• Rural Nebraskans living in or near larger communities are more likely than those living in or near smaller communities to say their community has changed for the better. Twenty-nine percent of the persons living in or near communities with populations of 10,000 or more say their community has changed for the better during the past year; yet, only 16 percent of the persons living in or near communities with less than 500 people share this opinion.
• The services and amenities that residents are most dissatisfied with include: entertainment, retail shopping, restaurants and city/village government. The services rural Nebraskans are most satisfied with include: parks and recreation, library services, basic medical care services, education (K - 12), and highways and bridges.
• Laborers are more likely than persons with different occupations to be dissatisfied with their city/village government. Forty-three percent of the laborers express dissatisfaction with the government in their city or village. However, only 26 percent of the farmers or ranchers share this opinion.
• Smaller community residents are more likely than residents of larger communities to be dissatisfied with their community’s law enforcement. Thirty-four percent of the persons living in or near communities with less than 500 people express dissatisfaction with their law enforcement, compared to 21 percent of the persons living in or near communities with populations of 5,000 or more.
• Panhandle residents are more likely than persons living elsewhere to express dissatisfaction with their transportation services. As an example, 35 percent of the persons living in the Panhandle are dissatisfied with their airline service, compared to only 13 percent of the residents of the Southeast region.
• Over one-half of rural Nebraskans believe residents volunteering their time to community activities and getting more residents to take leadership roles in the community are very important for their community’s future. Fifty-seven percent say getting more residents in leadership roles is very important for their community’s future. Fifty-four percent believe residents volunteering their time to community activities is very important.
• Smaller community residents are more likely than larger community residents to view residents volunteering their time to community activities as very important to their community’s future. Sixty-three percent of the persons living in or near communities with populations ranging from 500 to 999 believe this is very important, compared to 48 percent of the persons living in or near communities with populations over 10,000.
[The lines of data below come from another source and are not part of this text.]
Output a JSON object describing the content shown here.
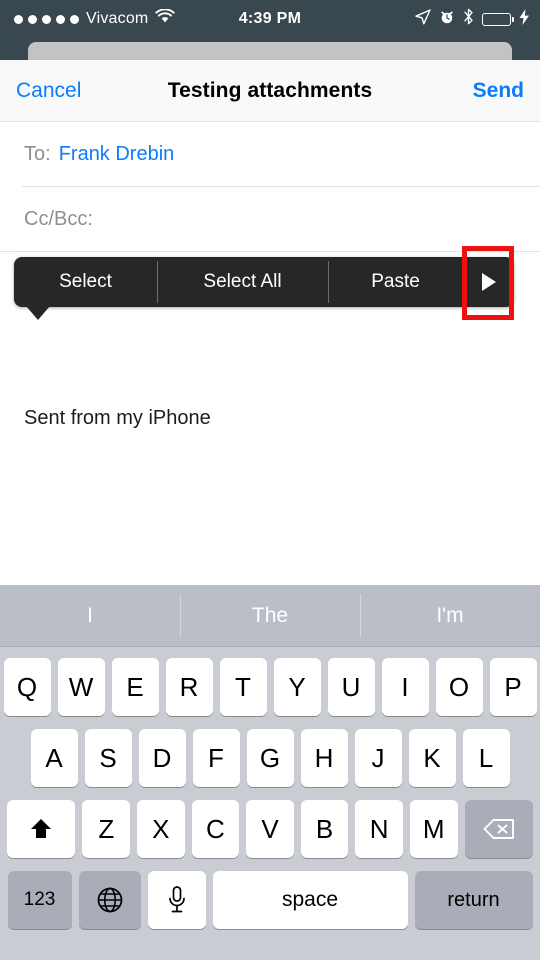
{
  "status_bar": {
    "signal_dots": 5,
    "carrier": "Vivacom",
    "wifi_icon": "wifi-icon",
    "time": "4:39 PM",
    "location_icon": "location-arrow-icon",
    "alarm_icon": "alarm-clock-icon",
    "bluetooth_icon": "bluetooth-icon",
    "battery_icon": "battery-icon",
    "battery_level": 100,
    "charging_icon": "lightning-bolt-icon",
    "background_color": "#39474e"
  },
  "nav_bar": {
    "cancel_label": "Cancel",
    "title": "Testing attachments",
    "send_label": "Send",
    "accent_color": "#0a7cff"
  },
  "compose": {
    "to": {
      "label": "To:",
      "value": "Frank Drebin"
    },
    "ccbcc": {
      "label": "Cc/Bcc:",
      "value": ""
    },
    "body_signature": "Sent from my iPhone"
  },
  "context_menu": {
    "items": [
      {
        "label": "Select",
        "name": "select"
      },
      {
        "label": "Select All",
        "name": "select-all"
      },
      {
        "label": "Paste",
        "name": "paste"
      },
      {
        "label": "▶",
        "name": "more-arrow"
      }
    ],
    "background_color": "#272727",
    "highlight_color": "#ee1111",
    "highlighted_item": "more-arrow"
  },
  "keyboard": {
    "predictions": [
      "I",
      "The",
      "I'm"
    ],
    "row1": [
      "Q",
      "W",
      "E",
      "R",
      "T",
      "Y",
      "U",
      "I",
      "O",
      "P"
    ],
    "row2": [
      "A",
      "S",
      "D",
      "F",
      "G",
      "H",
      "J",
      "K",
      "L"
    ],
    "row3_letters": [
      "Z",
      "X",
      "C",
      "V",
      "B",
      "N",
      "M"
    ],
    "shift_icon": "shift-arrow-icon",
    "delete_icon": "backspace-icon",
    "numbers_label": "123",
    "globe_icon": "globe-icon",
    "mic_icon": "microphone-icon",
    "space_label": "space",
    "return_label": "return",
    "background_color": "#c9ccd3"
  }
}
• The majority of rural Nebraskans have participated in community involvement activities during the past year. Eighty-seven percent have donated money to a local community organization, charity or cause in their community during the past year, 84 percent have belonged to a group or organization in their community and 74 percent have volunteered their time for a group or organization.
• Very few rural Nebraskans have either formally included a community organization or cause in their will or estate plan or intend to do so. Only four percent have already included an organization or cause in their will or estate plan. Eight percent intend to do so, but have not yet formally included the request in their will or estate plan. Forty-eight percent are not sure.
• At least two-thirds of rural Nebraskans would encourage the following groups to move to or remain in their community: elderly persons (77%), their close friends (75%), Nebraskans from other areas of the state (75%), young adults/young families (74%), out of state residents (69%), other relatives and in-laws (68%) and their children (66%). Sixty-three percent would encourage their grandchildren to live in their community, 59 percent would encourage single parent households to move to or remain in their community and 54 percent would encourage members of ethnic minorities to live there.
• Most rural Nebraskans expect to be living in their current community five years from now. Thirty-four percent say they definitely will be living in their community five years from now and an additional 40 percent say they probably will be.